Quantity - this refers to “how much,” or how many times
the warehouse was used.
Quality - the most difficult level, assessing “How good did
we do?” Thomann warns this third level is the fuzziest until
you understand the first two levels.
Metrics also have a number of components, and for data warehousing
can be broken down in the following manner:
Objects - the “themes” in the data warehouse environment
which need to be assessed. Objects can include business drivers,
warehouse contents, refresh processes, accesses, and tools.
Subjects - things in the data warehouse to which we assign numbers,
or a quantity. For example, subjects include the cost or value of
a specific warehouse activity, access frequency, duration, and utilization.
Strata - a criterion for manipulating metric information. This
might include day of the week, specific tables accessed, location,
time, or accesses by department.
These metric components may be combined to define an “application,”
which states how the information will be applied. For example: “When
actual monthly refresh cost exceeds targeted monthly refresh cost,
the value of each data collection in the warehouse must be re-established.”
The Data Warehouse and Change
An important characteristic in data warehousing is the concept
of process; in this sense, the realization that the warehouse will
constantly change. Wells suggests that organizations anticipate
change in data warehousing and expect it. We're surprised by change,
he says, but we should just accept it—and manage it.
Growth is a form of change, but it's more predictable and thus
more manageable. For example, in data warehousing, growth can be
defined by the following:
the number of users,
how they use the warehouse,
the addition of new data, and
the addition of different types of data.
Wells suggests using a chart to help manage data warehouse growth.
The chart can state expectations of the warehouse (which can be
defined in measurable terms), and for each expectation, list the
goals, metrics, and measures to be used to manage those expectations.
Don't forget adding what you'll do to monitor the growth (is reality
matching the data?), and plan to update the goals, metrics, and
measures as the warehouse changes over time.
Thomann adds that change in data warehousing is desirable, because
it needs to grow. Otherwise you'll have tomorrow's legacy system.
But to keep the warehouse valuable you have to strive for continuous
improvement. To illustrate, he describes a “typical”
data warehousing curve: When the warehouse is first implemented,
after a week or so the usage level is very high because news about
the warehouse has spread and users are exploring. In a month, usage
drops off significantly as users learn what the data warehouse cannot
do. After the next release or feature addition usage goes up slightly,
although there isn't as much interest as with the initial release.
Then, a few days later it dips again. This is a typical pattern,
but what you're ideally looking for is a curve with definite increases
and no dips. “You can't stop entropy,” he says, “but
you can delay it by being proactive in your management. So use data—like
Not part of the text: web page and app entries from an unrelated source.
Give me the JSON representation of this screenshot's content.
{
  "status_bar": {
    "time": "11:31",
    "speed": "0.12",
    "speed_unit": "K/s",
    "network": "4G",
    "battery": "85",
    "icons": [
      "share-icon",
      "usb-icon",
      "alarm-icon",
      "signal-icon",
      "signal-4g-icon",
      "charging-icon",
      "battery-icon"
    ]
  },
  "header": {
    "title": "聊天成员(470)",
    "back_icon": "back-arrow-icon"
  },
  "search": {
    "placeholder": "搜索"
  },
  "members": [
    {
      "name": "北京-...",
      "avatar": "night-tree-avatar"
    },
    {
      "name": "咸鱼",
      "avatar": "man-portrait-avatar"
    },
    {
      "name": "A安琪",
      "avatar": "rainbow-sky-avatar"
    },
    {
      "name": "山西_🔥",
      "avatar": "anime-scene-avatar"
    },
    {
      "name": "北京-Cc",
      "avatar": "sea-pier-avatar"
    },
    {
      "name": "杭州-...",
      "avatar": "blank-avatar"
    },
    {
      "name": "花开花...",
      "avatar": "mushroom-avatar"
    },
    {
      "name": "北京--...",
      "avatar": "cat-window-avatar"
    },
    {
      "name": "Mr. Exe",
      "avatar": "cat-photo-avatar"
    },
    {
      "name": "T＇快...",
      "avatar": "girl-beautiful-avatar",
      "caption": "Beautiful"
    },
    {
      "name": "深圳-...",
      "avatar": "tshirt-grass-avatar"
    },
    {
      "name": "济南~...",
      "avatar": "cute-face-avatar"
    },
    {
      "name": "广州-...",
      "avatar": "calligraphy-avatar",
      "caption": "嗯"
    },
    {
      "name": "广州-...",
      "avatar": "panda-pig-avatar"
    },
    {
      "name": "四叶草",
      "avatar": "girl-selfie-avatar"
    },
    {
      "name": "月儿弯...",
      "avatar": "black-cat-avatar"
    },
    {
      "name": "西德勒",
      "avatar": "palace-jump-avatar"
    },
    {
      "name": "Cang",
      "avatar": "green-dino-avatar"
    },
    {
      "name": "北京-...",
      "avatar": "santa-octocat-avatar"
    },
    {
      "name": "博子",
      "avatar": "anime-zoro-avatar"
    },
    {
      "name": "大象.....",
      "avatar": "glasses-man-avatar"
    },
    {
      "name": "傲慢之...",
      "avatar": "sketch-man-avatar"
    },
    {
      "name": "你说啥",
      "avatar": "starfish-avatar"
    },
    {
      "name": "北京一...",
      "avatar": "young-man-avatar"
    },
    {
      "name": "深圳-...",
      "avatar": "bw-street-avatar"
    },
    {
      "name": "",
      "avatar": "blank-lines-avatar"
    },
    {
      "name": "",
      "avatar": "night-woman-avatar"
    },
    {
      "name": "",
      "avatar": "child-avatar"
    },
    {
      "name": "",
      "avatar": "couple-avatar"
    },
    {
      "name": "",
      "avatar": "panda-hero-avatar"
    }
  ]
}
you give your users—only it's for you.”
Of course, the objective of measuring is to take the measurement
data and brainstorm possible future improvements. For example, once
you have measurement data you can do cost/benefit analyses for new
data warehouse projects. Thomann and Wells suggest building a set
of priorities, because you can't do everything. Then plan future
projects, packaging the good ideas together if they are compatible.
In addition, what you don't want to do with the data warehouse is
important, so put a boundary around your projects based on the organization's
specific needs. In the end, however, a measurement program isn't
about just getting data—you have to apply the knowledge and
take action to make it work.
Back To Top